Filter the entries beneath this task, copying only the lines that hold the word "rshiv".

(Available data)

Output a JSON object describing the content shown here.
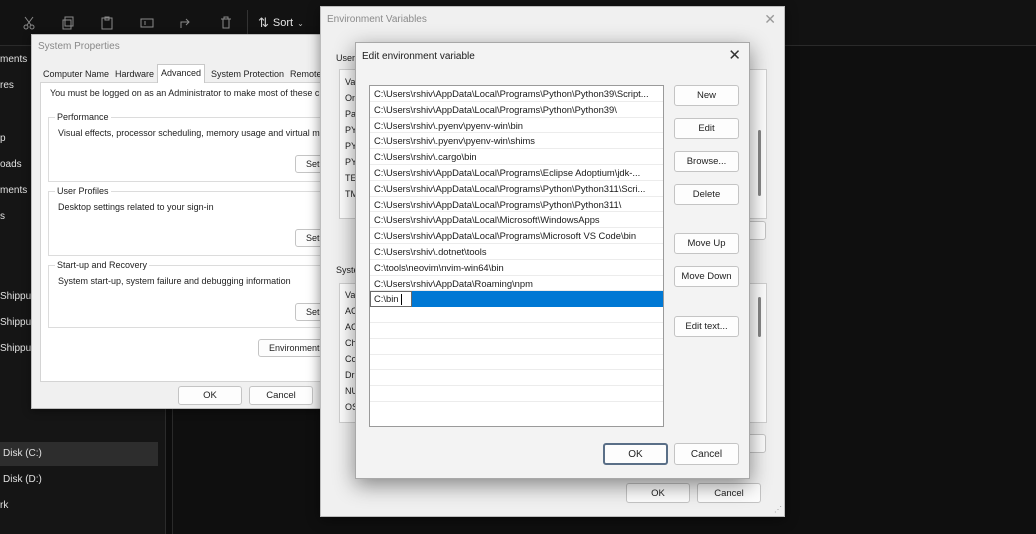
{
  "explorer": {
    "sort_label": "Sort",
    "icons": [
      "cut-icon",
      "copy-icon",
      "paste-icon",
      "rename-icon",
      "share-icon",
      "delete-icon",
      "sort-icon"
    ],
    "nav_items": [
      "ments",
      "res",
      "p",
      "oads",
      "ments",
      "s",
      "Shippu",
      "Shippu",
      "Shippu",
      "Disk (C:)",
      "Disk (D:)",
      "rk"
    ]
  },
  "sysprops": {
    "title": "System Properties",
    "tabs": [
      "Computer Name",
      "Hardware",
      "Advanced",
      "System Protection",
      "Remote"
    ],
    "active_tab": "Advanced",
    "admin_note": "You must be logged on as an Administrator to make most of these cha",
    "performance": {
      "label": "Performance",
      "desc": "Visual effects, processor scheduling, memory usage and virtual mem",
      "button": "Set"
    },
    "profiles": {
      "label": "User Profiles",
      "desc": "Desktop settings related to your sign-in",
      "button": "Set"
    },
    "startup": {
      "label": "Start-up and Recovery",
      "desc": "System start-up, system failure and debugging information",
      "button": "Set"
    },
    "env_button": "Environment Va",
    "ok": "OK",
    "cancel": "Cancel"
  },
  "envvars": {
    "title": "Environment Variables",
    "user_label_frag": "User",
    "user_rows_frag": [
      "Va",
      "On",
      "Pa",
      "PY",
      "PY",
      "PY",
      "TE",
      "TM"
    ],
    "system_label_frag": "Syste",
    "system_rows_frag": [
      "Va",
      "AC",
      "AC",
      "Ch",
      "Co",
      "Dr",
      "NU",
      "OS"
    ],
    "ok": "OK",
    "cancel": "Cancel"
  },
  "editdlg": {
    "title": "Edit environment variable",
    "paths": [
      "C:\\Users\\rshiv\\AppData\\Local\\Programs\\Python\\Python39\\Script...",
      "C:\\Users\\rshiv\\AppData\\Local\\Programs\\Python\\Python39\\",
      "C:\\Users\\rshiv\\.pyenv\\pyenv-win\\bin",
      "C:\\Users\\rshiv\\.pyenv\\pyenv-win\\shims",
      "C:\\Users\\rshiv\\.cargo\\bin",
      "C:\\Users\\rshiv\\AppData\\Local\\Programs\\Eclipse Adoptium\\jdk-...",
      "C:\\Users\\rshiv\\AppData\\Local\\Programs\\Python\\Python311\\Scri...",
      "C:\\Users\\rshiv\\AppData\\Local\\Programs\\Python\\Python311\\",
      "C:\\Users\\rshiv\\AppData\\Local\\Microsoft\\WindowsApps",
      "C:\\Users\\rshiv\\AppData\\Local\\Programs\\Microsoft VS Code\\bin",
      "C:\\Users\\rshiv\\.dotnet\\tools",
      "C:\\tools\\neovim\\nvim-win64\\bin",
      "C:\\Users\\rshiv\\AppData\\Roaming\\npm"
    ],
    "editing_value": "C:\\bin",
    "buttons": {
      "new": "New",
      "edit": "Edit",
      "browse": "Browse...",
      "delete": "Delete",
      "move_up": "Move Up",
      "move_down": "Move Down",
      "edit_text": "Edit text...",
      "ok": "OK",
      "cancel": "Cancel"
    },
    "accent_color": "#0078d4"
  }
}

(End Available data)

◆ Exercise output ◆
      "C:\\Users\\rshiv\\AppData\\Local\\Programs\\Python\\Python39\\Script...",
      "C:\\Users\\rshiv\\AppData\\Local\\Programs\\Python\\Python39\\",
      "C:\\Users\\rshiv\\.pyenv\\pyenv-win\\bin",
      "C:\\Users\\rshiv\\.pyenv\\pyenv-win\\shims",
      "C:\\Users\\rshiv\\.cargo\\bin",
      "C:\\Users\\rshiv\\AppData\\Local\\Programs\\Eclipse Adoptium\\jdk-...",
      "C:\\Users\\rshiv\\AppData\\Local\\Programs\\Python\\Python311\\Scri...",
      "C:\\Users\\rshiv\\AppData\\Local\\Programs\\Python\\Python311\\",
      "C:\\Users\\rshiv\\AppData\\Local\\Microsoft\\WindowsApps",
      "C:\\Users\\rshiv\\AppData\\Local\\Programs\\Microsoft VS Code\\bin",
      "C:\\Users\\rshiv\\.dotnet\\tools",
      "C:\\Users\\rshiv\\AppData\\Roaming\\npm"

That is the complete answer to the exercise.